We demanded that abortion be removed from the Criminal Code and made available to all women as a basic human right, part of health care. Importantly, throughout this work we had our own newspaper – Pedestal – so that we could speak directly to and with women across the province and across the country about the campaign. The culmination of this work was the 1970 Abortion Caravan, a caravan of cars that left Vancouver and traveled from city to city across the country to our final destination, the House of Commons in Ottawa. Along the way we shared our newspaper, held meetings, debates, demonstrations and discussions that put the right to abortion and related health care issues in the spotlight everywhere.
The Prime Minister and key Cabinet Ministers refused to meet with us, but this did not deter us.
We organized a series of actions in Ottawa culminating with a large demonstration around the Centennial flame outside the Parliament building, with media everywhere. While the attention was focused on the demonstration, 17 of us made our way into the Parliament buildings (with mysteriously obtained passes) and settled into every section of the Visitor’s Gallery. Once situated, we began calling out to the MPs about the need to get abortion out of the Criminal Code.
The MPs, clearly shocked and unhappy at our presence, and with only one women MP in the entire House of Commons at that time, Grace McInnis, had security called to have us removed. Much to their shock and our delight – they had failed to notice that we had chained ourselves to the gallery seats! Off they went for wire cutters while we continued presenting our demands.

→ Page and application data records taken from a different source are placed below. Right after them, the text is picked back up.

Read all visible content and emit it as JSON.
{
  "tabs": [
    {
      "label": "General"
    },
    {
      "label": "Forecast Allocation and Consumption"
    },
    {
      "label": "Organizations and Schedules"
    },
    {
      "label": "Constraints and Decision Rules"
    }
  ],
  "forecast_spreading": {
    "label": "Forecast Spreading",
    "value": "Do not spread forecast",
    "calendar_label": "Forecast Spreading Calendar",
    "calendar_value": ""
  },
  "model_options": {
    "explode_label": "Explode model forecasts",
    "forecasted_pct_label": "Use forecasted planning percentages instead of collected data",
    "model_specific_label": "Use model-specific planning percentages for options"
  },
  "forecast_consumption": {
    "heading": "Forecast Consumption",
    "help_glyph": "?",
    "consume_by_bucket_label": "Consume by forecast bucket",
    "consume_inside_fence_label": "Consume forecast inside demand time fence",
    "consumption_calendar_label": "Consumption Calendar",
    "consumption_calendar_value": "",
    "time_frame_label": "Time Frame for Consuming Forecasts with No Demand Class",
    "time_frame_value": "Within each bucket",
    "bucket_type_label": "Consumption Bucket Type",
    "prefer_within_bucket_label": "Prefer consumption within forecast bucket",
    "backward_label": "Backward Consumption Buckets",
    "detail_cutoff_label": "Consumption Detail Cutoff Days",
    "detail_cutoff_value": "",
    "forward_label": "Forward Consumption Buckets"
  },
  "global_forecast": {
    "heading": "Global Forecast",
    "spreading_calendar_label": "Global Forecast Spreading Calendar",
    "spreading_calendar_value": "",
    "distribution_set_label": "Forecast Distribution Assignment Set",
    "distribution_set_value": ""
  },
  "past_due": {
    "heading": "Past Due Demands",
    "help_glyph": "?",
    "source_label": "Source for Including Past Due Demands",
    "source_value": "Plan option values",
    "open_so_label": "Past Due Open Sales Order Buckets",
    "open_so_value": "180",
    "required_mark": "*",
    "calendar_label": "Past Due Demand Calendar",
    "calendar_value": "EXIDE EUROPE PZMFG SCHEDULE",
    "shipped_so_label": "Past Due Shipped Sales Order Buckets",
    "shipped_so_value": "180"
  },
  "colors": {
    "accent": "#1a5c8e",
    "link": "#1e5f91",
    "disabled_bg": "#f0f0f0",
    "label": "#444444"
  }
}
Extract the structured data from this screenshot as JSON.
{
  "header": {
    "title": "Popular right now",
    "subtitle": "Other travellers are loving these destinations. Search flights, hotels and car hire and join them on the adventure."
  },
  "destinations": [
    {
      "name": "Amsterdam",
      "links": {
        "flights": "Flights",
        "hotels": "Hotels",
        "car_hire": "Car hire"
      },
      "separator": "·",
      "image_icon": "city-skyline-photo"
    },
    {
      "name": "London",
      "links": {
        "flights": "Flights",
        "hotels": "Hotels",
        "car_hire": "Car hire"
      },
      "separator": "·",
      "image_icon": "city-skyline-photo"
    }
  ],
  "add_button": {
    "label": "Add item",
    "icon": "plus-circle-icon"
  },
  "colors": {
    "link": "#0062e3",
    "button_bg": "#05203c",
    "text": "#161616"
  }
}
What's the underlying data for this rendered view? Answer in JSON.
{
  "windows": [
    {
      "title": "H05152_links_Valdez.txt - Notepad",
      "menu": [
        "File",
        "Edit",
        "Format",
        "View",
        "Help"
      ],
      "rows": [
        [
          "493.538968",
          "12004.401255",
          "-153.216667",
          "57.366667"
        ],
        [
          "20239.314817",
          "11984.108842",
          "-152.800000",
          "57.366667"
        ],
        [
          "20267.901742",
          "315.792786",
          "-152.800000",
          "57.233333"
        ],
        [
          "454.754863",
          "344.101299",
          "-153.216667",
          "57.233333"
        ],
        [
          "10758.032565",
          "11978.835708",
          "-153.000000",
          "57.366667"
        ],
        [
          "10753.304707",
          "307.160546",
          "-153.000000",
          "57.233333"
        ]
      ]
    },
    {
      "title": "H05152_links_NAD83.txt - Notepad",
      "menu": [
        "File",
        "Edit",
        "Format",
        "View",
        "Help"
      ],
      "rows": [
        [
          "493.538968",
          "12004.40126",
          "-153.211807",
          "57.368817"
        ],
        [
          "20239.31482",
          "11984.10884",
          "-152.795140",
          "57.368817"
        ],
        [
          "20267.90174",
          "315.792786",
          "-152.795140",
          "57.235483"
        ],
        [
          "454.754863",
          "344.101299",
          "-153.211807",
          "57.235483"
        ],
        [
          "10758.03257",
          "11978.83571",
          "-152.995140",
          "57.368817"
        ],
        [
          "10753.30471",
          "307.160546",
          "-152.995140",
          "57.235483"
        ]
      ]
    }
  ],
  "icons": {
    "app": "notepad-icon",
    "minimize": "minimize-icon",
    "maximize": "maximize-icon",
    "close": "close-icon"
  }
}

This culmination of the Abortion Caravan led to the closure of Parliament for the first time in Canadian history and laid groundwork for removal of abortion from the Criminal Code and for advances with respect to the broader right to health care for all. In the days following, newspaper headlines included: “Angry Women Halt Sitting of Parliament,” “Protesters Force House to Adjourn,” “After Women’s Invasion: Protective Shields Urged for MPs.”
TML: Looking back, what final thoughts would you like to share?
DH(C): There is so much that could be said, but let me highlight three things which I think remain critical today.
First, we did investigation ourselves. We looked into the issues that we were organizing around and talking about. We developed our plans based on that knowledge and we established our own newspaper to be able to speak directly to the broader community.
Second, each of us offered our skills to take up work where we thought we could make the best contribution. For example, I was tasked with going across the country to lay the groundwork for the Caravan. Other women made sure our newspaper and other materials were always well done and available. Others organized meetings and discussions in the community. Still others contributed in the realm of theatre and arts. Everyone contributed in the ways they were best able.
Finally, we had significant discussion among ourselves, not just about abortion or about health related issues, but about how these issues fit into achieving emancipation for women, and for everyone. A glimpse of this challenging discussion was apparent in the slogans painted on the VW Van in which I and others were traveling. On one side it said: “Abortion is Our Right!” and next to it was another slogan which simply said: “Smash Capitalism!”
In regards to reproductive and other human rights, above all, the issue then as now is to get into action and fight for their affirmation.
TML: Thank you so much. It is thanks to the work of the women of the sixties that much headway was made not only at that time but since then.
TML Daily, posted June 29, 2022.